How, in short, loving them was at all possible.

They're smelly.
They don't pay attention.
They're disrespectful.
They make snide comments about us.
They hate us.

Slowly, I got them to look past that...or, at least, attempted to. Yes, they're disrespectful. But God made them, and loves them. And it is here that loving others and loving Jesus intersects. Telling people about Christ--especially children, who Jesus loved above all others--seems to bring Jesus from the past, from the realm of abstract intellectual knowledge, and makes Him a present, living reality.

Christ lived and died. 
For each and every one of these smelly, disobedient kids. 

Christ gave His blood. 
For each child who turns around in their chair while they're supposed to be listening. 

Christ came alive again. 
For each child who complains as he's being led into the classroom on day three. 

When I really make an effort to think about the sacrifice Jesus made, about how much he suffered just for the love of sinful, horrible people who were, in that very moment, nailing him to one of the most brutal torture implements ever devised by human imagination, it's hard to ever despise the people you're trying to tell about Him. It makes it difficult to say bad things. It makes it difficult to undervalue those who've never heard that He did, in fact, make that sacrifice.

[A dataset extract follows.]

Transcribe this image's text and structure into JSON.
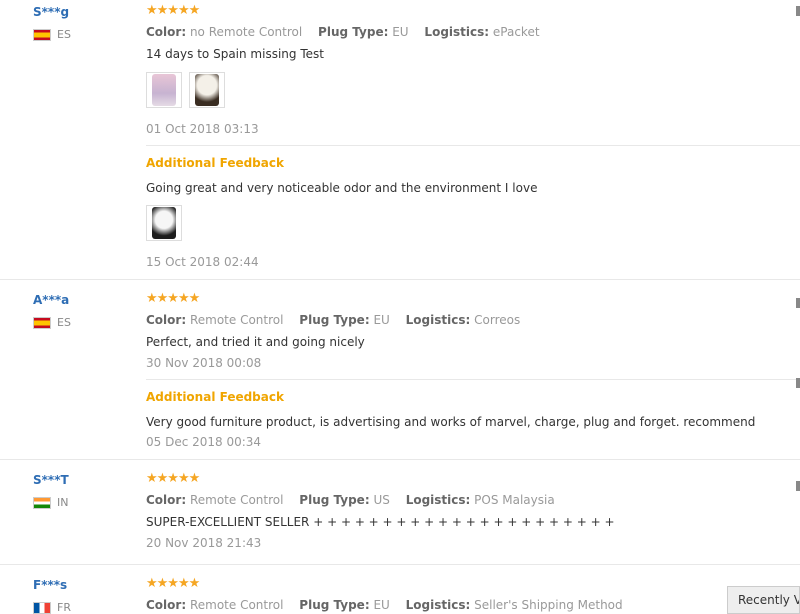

And as I ponder it, this incredible, immense sacrifice that was made on my behalf, it makes me fall in love, too. It makes me realize that, as I am loved, as Christ loved me, so these children are loved. And that's why the end of a 5 Day Club always makes me cry. Why I can only pray during our last few minutes with them, praying life and love and hope over them, praying for those who came so close to a knowledge of the Savior during the five days, yet still fell short of quite getting it, of fully grasping it, of understanding the truth we'd been pouring into their lives.

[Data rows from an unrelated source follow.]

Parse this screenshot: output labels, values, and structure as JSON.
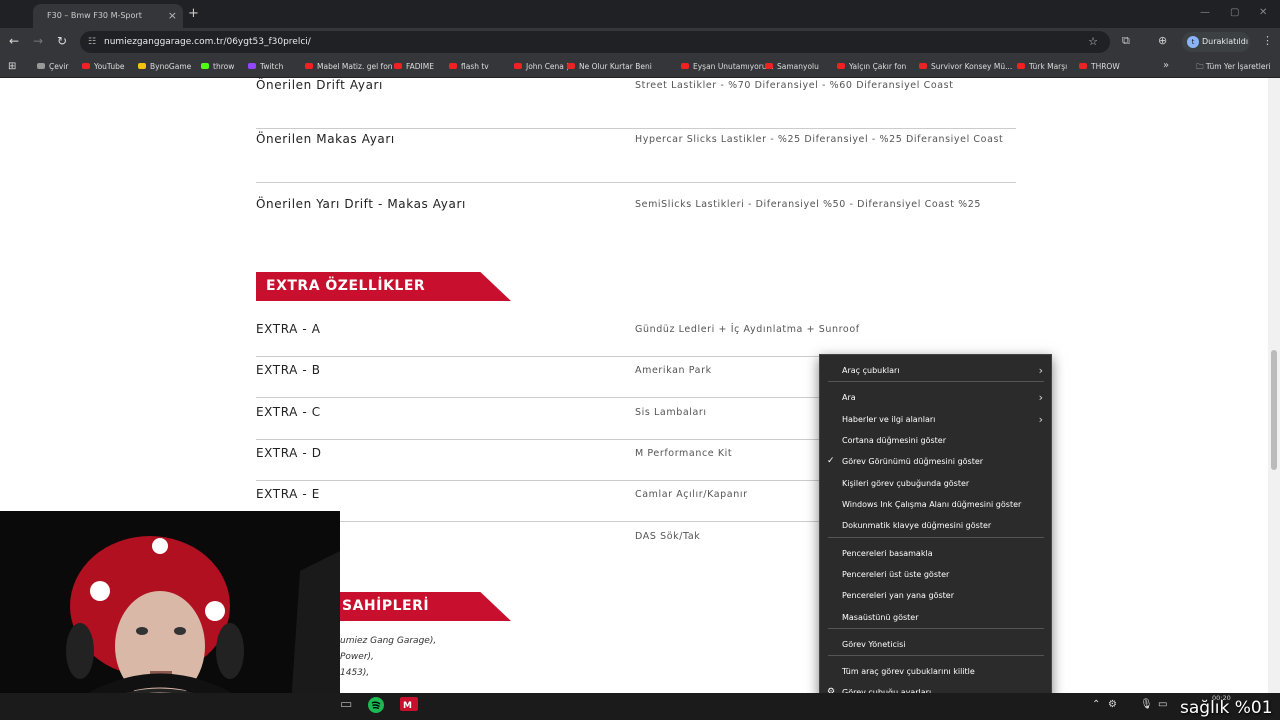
{
  "browser": {
    "tab_title": "Bmw F30 M-Sport",
    "tab_title_prefix": "F30",
    "close": "×",
    "new_tab": "+",
    "url": "numiezganggarage.com.tr/06ygt53_f30prelci/",
    "profile_initial": "t",
    "profile_label": "Duraklatıldı",
    "bookmarks": [
      {
        "label": "Çevir",
        "kind": "s"
      },
      {
        "label": "YouTube",
        "kind": "y"
      },
      {
        "label": "BynoGame",
        "kind": "g"
      },
      {
        "label": "throw",
        "kind": "k"
      },
      {
        "label": "Twitch",
        "kind": "t"
      },
      {
        "label": "Mabel Matiz. gel fon",
        "kind": "y"
      },
      {
        "label": "FADIME",
        "kind": "y"
      },
      {
        "label": "flash tv",
        "kind": "y"
      },
      {
        "label": "John Cena )",
        "kind": "y"
      },
      {
        "label": "Ne Olur Kurtar Beni",
        "kind": "y"
      },
      {
        "label": "Eyşan Unutamıyoru...",
        "kind": "y"
      },
      {
        "label": "Samanyolu",
        "kind": "y"
      },
      {
        "label": "Yalçın Çakır fon",
        "kind": "y"
      },
      {
        "label": "Survivor Konsey Mü...",
        "kind": "y"
      },
      {
        "label": "Türk Marşı",
        "kind": "y"
      },
      {
        "label": "THROW",
        "kind": "y"
      }
    ],
    "all_bookmarks": "Tüm Yer İşaretleri"
  },
  "page": {
    "tuning_rows": [
      {
        "label": "Önerilen Drift Ayarı",
        "value": "Street Lastikler - %70 Diferansiyel - %60 Diferansiyel Coast"
      },
      {
        "label": "Önerilen Makas Ayarı",
        "value": "Hypercar Slicks Lastikler - %25 Diferansiyel - %25 Diferansiyel Coast"
      },
      {
        "label": "Önerilen Yarı Drift - Makas Ayarı",
        "value": "SemiSlicks Lastikleri - Diferansiyel %50 - Diferansiyel Coast %25"
      }
    ],
    "extras_heading": "EXTRA ÖZELLİKLER",
    "extras": [
      {
        "label": "EXTRA - A",
        "value": "Gündüz Ledleri + İç Aydınlatma + Sunroof"
      },
      {
        "label": "EXTRA - B",
        "value": "Amerikan Park"
      },
      {
        "label": "EXTRA - C",
        "value": "Sis Lambaları"
      },
      {
        "label": "EXTRA - D",
        "value": "M Performance Kit"
      },
      {
        "label": "EXTRA - E",
        "value": "Camlar Açılır/Kapanır"
      },
      {
        "label": "",
        "value": "DAS Sök/Tak"
      }
    ],
    "owners_heading": "SAHİPLERİ",
    "owner_lines": [
      "umiez Gang Garage),",
      "Power),",
      "1453),"
    ]
  },
  "context_menu": {
    "items": [
      {
        "label": "Araç çubukları",
        "submenu": true
      },
      {
        "label": "Ara",
        "submenu": true
      },
      {
        "label": "Haberler ve ilgi alanları",
        "submenu": true
      },
      {
        "label": "Cortana düğmesini göster"
      },
      {
        "label": "Görev Görünümü düğmesini göster",
        "checked": true
      },
      {
        "label": "Kişileri görev çubuğunda göster"
      },
      {
        "label": "Windows Ink Çalışma Alanı düğmesini göster"
      },
      {
        "label": "Dokunmatik klavye düğmesini göster"
      },
      {
        "label": "Pencereleri basamakla"
      },
      {
        "label": "Pencereleri üst üste göster"
      },
      {
        "label": "Pencereleri yan yana göster"
      },
      {
        "label": "Masaüstünü göster"
      },
      {
        "label": "Görev Yöneticisi"
      },
      {
        "label": "Tüm araç görev çubuklarını kilitle"
      },
      {
        "label": "Görev çubuğu ayarları",
        "gear": true
      }
    ]
  },
  "overlay": {
    "text": "sağlık %01",
    "clock": "00:20"
  },
  "colors": {
    "banner_red": "#c8102e",
    "menu_bg": "#2b2b2b",
    "spotify_green": "#1db954"
  }
}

Yesterday, I was reading in 1 Peter. I was actually studying for a lesson, but then my eye landed on this, and it so perfectly sums up the reason I do what I do.
Knowing that you were not redeemed with corruptible things... but with the precious blood of Christ, as of a lamb without blemish and without spot. He indeed was foreordained before the foundation of the world, but was manifest in these last times for you who through Him believe in God, who raised Him from the dead and gave Him glory, so that your faith and hope are in God.
I am not redeemed by anything I can do, with corruptible things that will pass away. My deeds cannot ever atone for the other deeds I've done, can't begin to cover the sin I've committed. Yet Christ came, a lamb without any defect. He knew this would happen, eons before it came to pass. And yet He still came. He came to earth and died. He came to earth and came alive again, to be a testament for us, to make a new covenant forged under his blood, by his suffering.

And now my faith and hope are in Him, in His Father. And that is why I go to these places where the kids are tough and hurting and broken. It's why I go into a sick, broken world. Because I know the One who heals all hurts. And can I sit by and simply not take it? 

I've fallen in love with Jesus. Totally, irrevocably, utterly in love with Jesus. I love Him who first loved me. And now I can't help but speak of this faith and hope that He has given me.

- Kyla Denae